(Items from an interface collection)
□ □ □

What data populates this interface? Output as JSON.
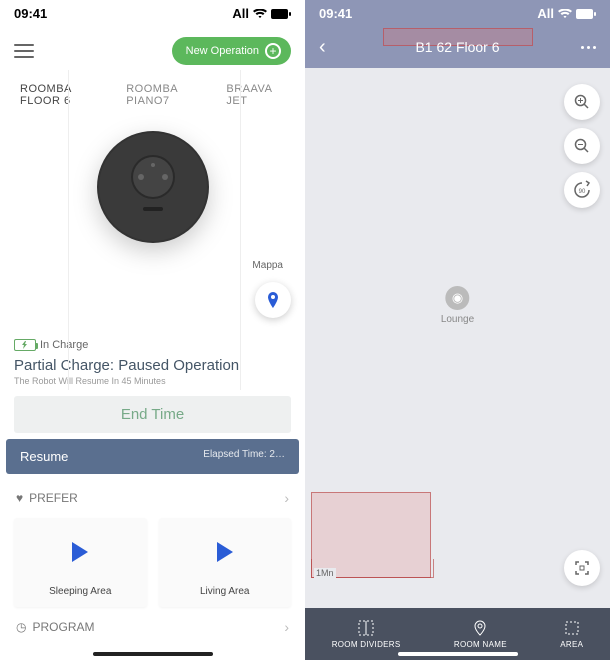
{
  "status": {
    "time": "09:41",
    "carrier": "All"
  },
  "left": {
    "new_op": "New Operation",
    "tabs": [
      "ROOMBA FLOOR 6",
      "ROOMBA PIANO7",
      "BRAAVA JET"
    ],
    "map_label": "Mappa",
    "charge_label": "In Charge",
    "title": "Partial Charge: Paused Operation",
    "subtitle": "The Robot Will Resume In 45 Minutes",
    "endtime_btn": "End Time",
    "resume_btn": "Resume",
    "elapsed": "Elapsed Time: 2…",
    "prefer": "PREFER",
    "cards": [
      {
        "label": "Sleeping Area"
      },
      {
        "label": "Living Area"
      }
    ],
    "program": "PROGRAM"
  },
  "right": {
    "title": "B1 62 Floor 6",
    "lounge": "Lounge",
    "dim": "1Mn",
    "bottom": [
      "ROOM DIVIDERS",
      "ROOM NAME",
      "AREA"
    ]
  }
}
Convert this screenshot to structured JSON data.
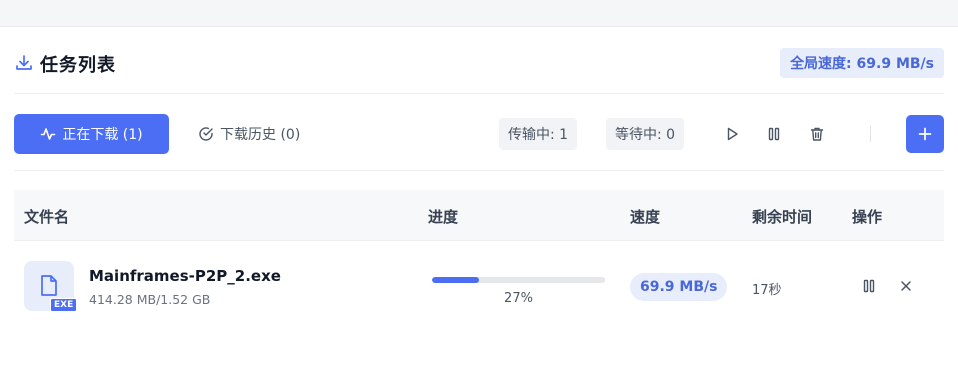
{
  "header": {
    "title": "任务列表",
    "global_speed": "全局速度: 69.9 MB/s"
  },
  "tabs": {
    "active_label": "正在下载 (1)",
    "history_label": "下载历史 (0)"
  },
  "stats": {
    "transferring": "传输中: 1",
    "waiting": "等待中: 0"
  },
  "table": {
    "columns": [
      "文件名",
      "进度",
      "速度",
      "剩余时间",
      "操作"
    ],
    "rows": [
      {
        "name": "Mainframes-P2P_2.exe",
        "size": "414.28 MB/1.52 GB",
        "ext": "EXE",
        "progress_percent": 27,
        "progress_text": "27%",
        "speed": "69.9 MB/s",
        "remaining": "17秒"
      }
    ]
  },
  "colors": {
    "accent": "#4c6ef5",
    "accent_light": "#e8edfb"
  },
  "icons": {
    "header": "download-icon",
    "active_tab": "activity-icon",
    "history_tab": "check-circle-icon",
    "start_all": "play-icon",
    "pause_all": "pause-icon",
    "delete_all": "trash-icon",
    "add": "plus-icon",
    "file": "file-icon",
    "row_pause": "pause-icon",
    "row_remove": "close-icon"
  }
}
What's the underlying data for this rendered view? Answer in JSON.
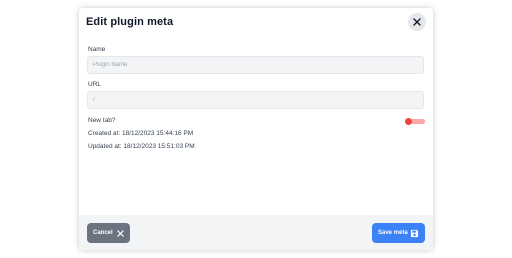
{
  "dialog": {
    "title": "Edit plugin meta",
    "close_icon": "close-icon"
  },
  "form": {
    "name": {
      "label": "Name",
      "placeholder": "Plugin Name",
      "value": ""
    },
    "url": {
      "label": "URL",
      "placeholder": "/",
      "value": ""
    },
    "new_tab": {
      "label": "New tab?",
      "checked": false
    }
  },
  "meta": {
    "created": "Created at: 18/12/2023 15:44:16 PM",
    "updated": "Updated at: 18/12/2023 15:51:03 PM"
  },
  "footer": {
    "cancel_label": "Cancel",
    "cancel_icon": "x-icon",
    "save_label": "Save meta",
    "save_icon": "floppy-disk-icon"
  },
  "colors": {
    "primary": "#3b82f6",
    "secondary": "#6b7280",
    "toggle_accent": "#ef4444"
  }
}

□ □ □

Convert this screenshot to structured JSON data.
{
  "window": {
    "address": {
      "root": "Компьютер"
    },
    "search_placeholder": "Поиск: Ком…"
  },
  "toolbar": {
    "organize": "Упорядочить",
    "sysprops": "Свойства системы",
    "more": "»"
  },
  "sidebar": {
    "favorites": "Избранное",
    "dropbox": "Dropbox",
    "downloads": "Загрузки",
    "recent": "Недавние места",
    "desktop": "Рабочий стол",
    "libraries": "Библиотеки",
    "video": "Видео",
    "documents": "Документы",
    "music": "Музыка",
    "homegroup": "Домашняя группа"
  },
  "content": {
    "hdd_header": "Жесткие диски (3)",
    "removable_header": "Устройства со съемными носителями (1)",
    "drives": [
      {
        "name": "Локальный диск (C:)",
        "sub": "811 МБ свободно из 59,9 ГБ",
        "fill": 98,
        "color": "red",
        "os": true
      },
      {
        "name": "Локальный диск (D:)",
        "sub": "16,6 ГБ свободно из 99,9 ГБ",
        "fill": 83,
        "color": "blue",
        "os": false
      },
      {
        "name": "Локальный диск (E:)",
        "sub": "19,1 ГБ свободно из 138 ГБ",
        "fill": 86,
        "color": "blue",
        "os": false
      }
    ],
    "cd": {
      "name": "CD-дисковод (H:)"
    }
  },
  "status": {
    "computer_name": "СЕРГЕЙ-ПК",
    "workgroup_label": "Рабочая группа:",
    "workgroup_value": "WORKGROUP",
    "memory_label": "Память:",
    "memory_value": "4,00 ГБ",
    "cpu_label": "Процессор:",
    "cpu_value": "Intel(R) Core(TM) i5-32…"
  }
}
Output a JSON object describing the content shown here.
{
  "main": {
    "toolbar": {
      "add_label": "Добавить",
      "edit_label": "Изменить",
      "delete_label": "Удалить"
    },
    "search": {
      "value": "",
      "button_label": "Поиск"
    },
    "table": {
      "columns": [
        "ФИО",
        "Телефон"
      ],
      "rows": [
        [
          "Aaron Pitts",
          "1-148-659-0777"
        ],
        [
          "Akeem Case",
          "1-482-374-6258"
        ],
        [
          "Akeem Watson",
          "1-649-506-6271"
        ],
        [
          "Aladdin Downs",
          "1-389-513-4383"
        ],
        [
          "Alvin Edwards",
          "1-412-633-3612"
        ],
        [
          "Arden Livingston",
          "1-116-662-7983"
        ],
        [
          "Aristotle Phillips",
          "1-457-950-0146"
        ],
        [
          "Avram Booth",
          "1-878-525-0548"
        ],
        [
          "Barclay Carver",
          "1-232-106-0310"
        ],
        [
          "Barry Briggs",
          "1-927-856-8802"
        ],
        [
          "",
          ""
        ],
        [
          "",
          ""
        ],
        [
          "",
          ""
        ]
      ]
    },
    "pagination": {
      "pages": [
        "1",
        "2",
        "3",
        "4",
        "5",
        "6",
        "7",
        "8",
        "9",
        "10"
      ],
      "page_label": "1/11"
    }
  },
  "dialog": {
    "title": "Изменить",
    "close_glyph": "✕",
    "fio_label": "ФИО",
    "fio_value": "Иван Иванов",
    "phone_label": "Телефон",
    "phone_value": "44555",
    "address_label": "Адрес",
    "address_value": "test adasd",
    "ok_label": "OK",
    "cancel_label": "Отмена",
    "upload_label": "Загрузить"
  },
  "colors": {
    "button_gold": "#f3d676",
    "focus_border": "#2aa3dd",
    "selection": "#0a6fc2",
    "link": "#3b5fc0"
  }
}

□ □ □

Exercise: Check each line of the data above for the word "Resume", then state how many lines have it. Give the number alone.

Answer for this exercise: 2